** Description of the task **
Please retype all of the records below word for word, leaving out any pictures.

** Data **
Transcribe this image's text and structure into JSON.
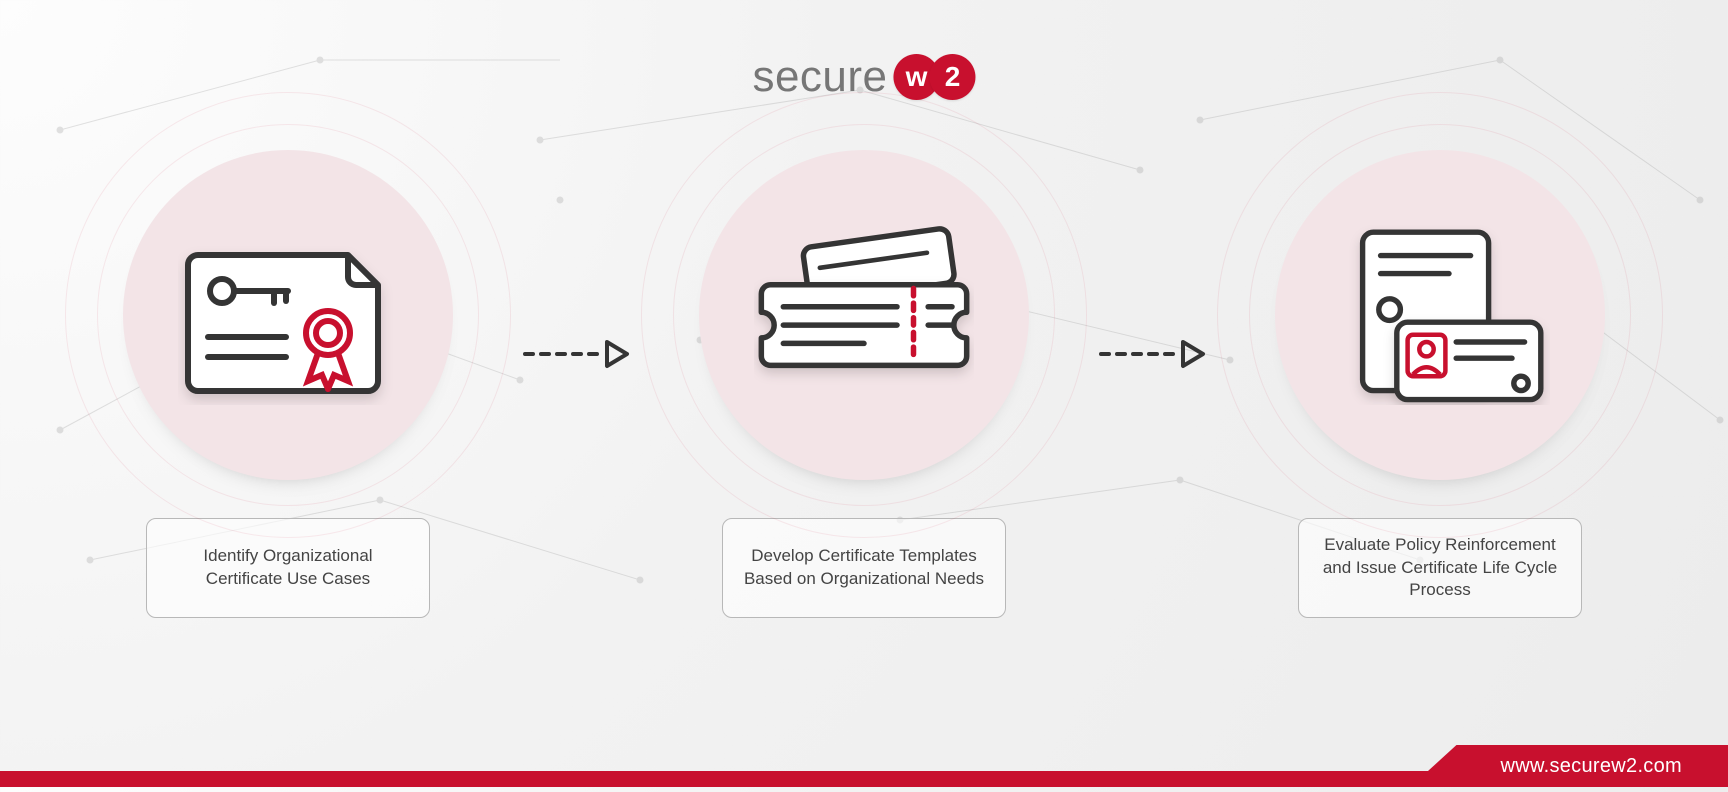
{
  "brand": {
    "word_part1": "secure",
    "badge_letters": [
      "w",
      "2"
    ]
  },
  "steps": [
    {
      "icon": "certificate-key-icon",
      "caption": "Identify Organizational Certificate Use Cases"
    },
    {
      "icon": "template-ticket-icon",
      "caption": "Develop Certificate Templates Based on Organizational Needs"
    },
    {
      "icon": "policy-id-card-icon",
      "caption": "Evaluate Policy Reinforcement and Issue Certificate Life Cycle Process"
    }
  ],
  "footer": {
    "url": "www.securew2.com"
  },
  "colors": {
    "brand_red": "#c8102e",
    "ink": "#343434"
  }
}
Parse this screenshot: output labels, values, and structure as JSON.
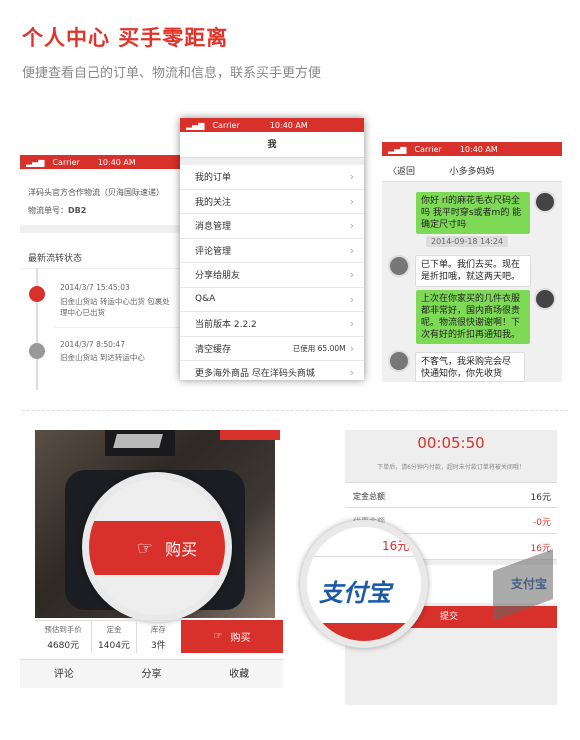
{
  "header": {
    "title": "个人中心  买手零距离",
    "subtitle": "便捷查看自己的订单、物流和信息，联系买手更方便"
  },
  "status": {
    "carrier": "Carrier",
    "time": "10:40 AM"
  },
  "logistics": {
    "line1": "洋码头官方合作物流（贝海国际速递）",
    "line2_label": "物流单号：",
    "line2_value": "DB2",
    "section_title": "最新流转状态",
    "events": [
      {
        "time": "2014/3/7 15:45:03",
        "text": "旧金山货站 转运中心出货 包裹处理中心已出货"
      },
      {
        "time": "2014/3/7 8:50:47",
        "text": "旧金山货站 到达转运中心"
      }
    ]
  },
  "me": {
    "title": "我",
    "items": [
      {
        "label": "我的订单",
        "right": ""
      },
      {
        "label": "我的关注",
        "right": ""
      },
      {
        "label": "消息管理",
        "right": ""
      },
      {
        "label": "评论管理",
        "right": ""
      },
      {
        "label": "分享给朋友",
        "right": ""
      },
      {
        "label": "Q&A",
        "right": ""
      },
      {
        "label": "当前版本 2.2.2",
        "right": ""
      },
      {
        "label": "清空缓存",
        "right": "已使用 65.00M"
      },
      {
        "label": "更多海外商品 尽在洋码头商城",
        "right": ""
      }
    ]
  },
  "chat": {
    "back": "返回",
    "title": "小多多妈妈",
    "msg1": "你好 rl的麻花毛衣尺码全吗 我平时穿s或者m的 能确定尺寸吗",
    "date": "2014-09-18 14:24",
    "msg2": "已下单。我们去买。现在是折扣哦，就这两天吧。",
    "msg3": "上次在你家买的几件衣服都非常好，国内商场很贵呢。物流很快谢谢啊！下次有好的折扣再通知我。",
    "msg4": "不客气，我采购完会尽快通知你，你先收货"
  },
  "product": {
    "buy_overlay": "购买",
    "stats": [
      {
        "label": "预估到手价",
        "value": "4680元"
      },
      {
        "label": "定金",
        "value": "1404元"
      },
      {
        "label": "库存",
        "value": "3件"
      }
    ],
    "buy_button": "购买",
    "tabs": [
      "评论",
      "分享",
      "收藏"
    ]
  },
  "pay": {
    "timer": "00:05:50",
    "notice": "下单后，请6分钟内付款，超时未付款订单将被关闭哦！",
    "total_label": "定金总额",
    "total_value": "16元",
    "discount_label": "优惠金额",
    "discount_value": "-0元",
    "pay_value": "16元",
    "pay_value2": "16元",
    "alipay": "支付宝",
    "submit": "提交"
  },
  "colors": {
    "accent": "#d8302a",
    "green_bubble": "#7ed957"
  }
}
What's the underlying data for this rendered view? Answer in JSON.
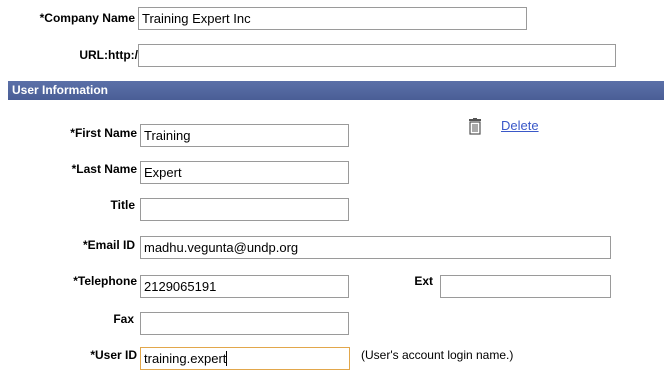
{
  "company": {
    "label": "*Company Name",
    "value": "Training Expert Inc"
  },
  "url": {
    "label": "URL:",
    "prefix": "http://",
    "value": ""
  },
  "section": {
    "title": "User Information"
  },
  "delete": {
    "label": "Delete",
    "icon": "trash-icon"
  },
  "first_name": {
    "label": "*First Name",
    "value": "Training"
  },
  "last_name": {
    "label": "*Last Name",
    "value": "Expert"
  },
  "title": {
    "label": "Title",
    "value": ""
  },
  "email": {
    "label": "*Email ID",
    "value": "madhu.vegunta@undp.org"
  },
  "telephone": {
    "label": "*Telephone",
    "value": "2129065191"
  },
  "ext": {
    "label": "Ext",
    "value": ""
  },
  "fax": {
    "label": "Fax",
    "value": ""
  },
  "user_id": {
    "label": "*User ID",
    "value": "training.expert",
    "hint": "(User's account login name.)"
  },
  "colors": {
    "section_bar": "#4a5e96",
    "link": "#3a58c8",
    "focus_border": "#e2a74b"
  }
}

** Task response **
Transcribe this image's text and structure into JSON.
{
  "brand": {
    "word_part1": "secure",
    "badge_letters": [
      "w",
      "2"
    ]
  },
  "steps": [
    {
      "icon": "certificate-key-icon",
      "caption": "Identify Organizational Certificate Use Cases"
    },
    {
      "icon": "template-ticket-icon",
      "caption": "Develop Certificate Templates Based on Organizational Needs"
    },
    {
      "icon": "policy-id-card-icon",
      "caption": "Evaluate Policy Reinforcement and Issue Certificate Life Cycle Process"
    }
  ],
  "footer": {
    "url": "www.securew2.com"
  },
  "colors": {
    "brand_red": "#c8102e",
    "ink": "#343434"
  }
}
Parse this screenshot: output labels, values, and structure as JSON.
{
  "header": {
    "title": "个人中心  买手零距离",
    "subtitle": "便捷查看自己的订单、物流和信息，联系买手更方便"
  },
  "status": {
    "carrier": "Carrier",
    "time": "10:40 AM"
  },
  "logistics": {
    "line1": "洋码头官方合作物流（贝海国际速递）",
    "line2_label": "物流单号：",
    "line2_value": "DB2",
    "section_title": "最新流转状态",
    "events": [
      {
        "time": "2014/3/7 15:45:03",
        "text": "旧金山货站 转运中心出货 包裹处理中心已出货"
      },
      {
        "time": "2014/3/7 8:50:47",
        "text": "旧金山货站 到达转运中心"
      }
    ]
  },
  "me": {
    "title": "我",
    "items": [
      {
        "label": "我的订单",
        "right": ""
      },
      {
        "label": "我的关注",
        "right": ""
      },
      {
        "label": "消息管理",
        "right": ""
      },
      {
        "label": "评论管理",
        "right": ""
      },
      {
        "label": "分享给朋友",
        "right": ""
      },
      {
        "label": "Q&A",
        "right": ""
      },
      {
        "label": "当前版本 2.2.2",
        "right": ""
      },
      {
        "label": "清空缓存",
        "right": "已使用 65.00M"
      },
      {
        "label": "更多海外商品 尽在洋码头商城",
        "right": ""
      }
    ]
  },
  "chat": {
    "back": "返回",
    "title": "小多多妈妈",
    "msg1": "你好 rl的麻花毛衣尺码全吗 我平时穿s或者m的 能确定尺寸吗",
    "date": "2014-09-18 14:24",
    "msg2": "已下单。我们去买。现在是折扣哦，就这两天吧。",
    "msg3": "上次在你家买的几件衣服都非常好，国内商场很贵呢。物流很快谢谢啊！下次有好的折扣再通知我。",
    "msg4": "不客气，我采购完会尽快通知你，你先收货"
  },
  "product": {
    "buy_overlay": "购买",
    "stats": [
      {
        "label": "预估到手价",
        "value": "4680元"
      },
      {
        "label": "定金",
        "value": "1404元"
      },
      {
        "label": "库存",
        "value": "3件"
      }
    ],
    "buy_button": "购买",
    "tabs": [
      "评论",
      "分享",
      "收藏"
    ]
  },
  "pay": {
    "timer": "00:05:50",
    "notice": "下单后，请6分钟内付款，超时未付款订单将被关闭哦！",
    "total_label": "定金总额",
    "total_value": "16元",
    "discount_label": "优惠金额",
    "discount_value": "-0元",
    "pay_value": "16元",
    "pay_value2": "16元",
    "alipay": "支付宝",
    "submit": "提交"
  },
  "colors": {
    "accent": "#d8302a",
    "green_bubble": "#7ed957"
  }
}
What's the underlying data for this rendered view? Answer in JSON.
{
  "company": {
    "label": "*Company Name",
    "value": "Training Expert Inc"
  },
  "url": {
    "label": "URL:",
    "prefix": "http://",
    "value": ""
  },
  "section": {
    "title": "User Information"
  },
  "delete": {
    "label": "Delete",
    "icon": "trash-icon"
  },
  "first_name": {
    "label": "*First Name",
    "value": "Training"
  },
  "last_name": {
    "label": "*Last Name",
    "value": "Expert"
  },
  "title": {
    "label": "Title",
    "value": ""
  },
  "email": {
    "label": "*Email ID",
    "value": "madhu.vegunta@undp.org"
  },
  "telephone": {
    "label": "*Telephone",
    "value": "2129065191"
  },
  "ext": {
    "label": "Ext",
    "value": ""
  },
  "fax": {
    "label": "Fax",
    "value": ""
  },
  "user_id": {
    "label": "*User ID",
    "value": "training.expert",
    "hint": "(User's account login name.)"
  },
  "colors": {
    "section_bar": "#4a5e96",
    "link": "#3a58c8",
    "focus_border": "#e2a74b"
  }
}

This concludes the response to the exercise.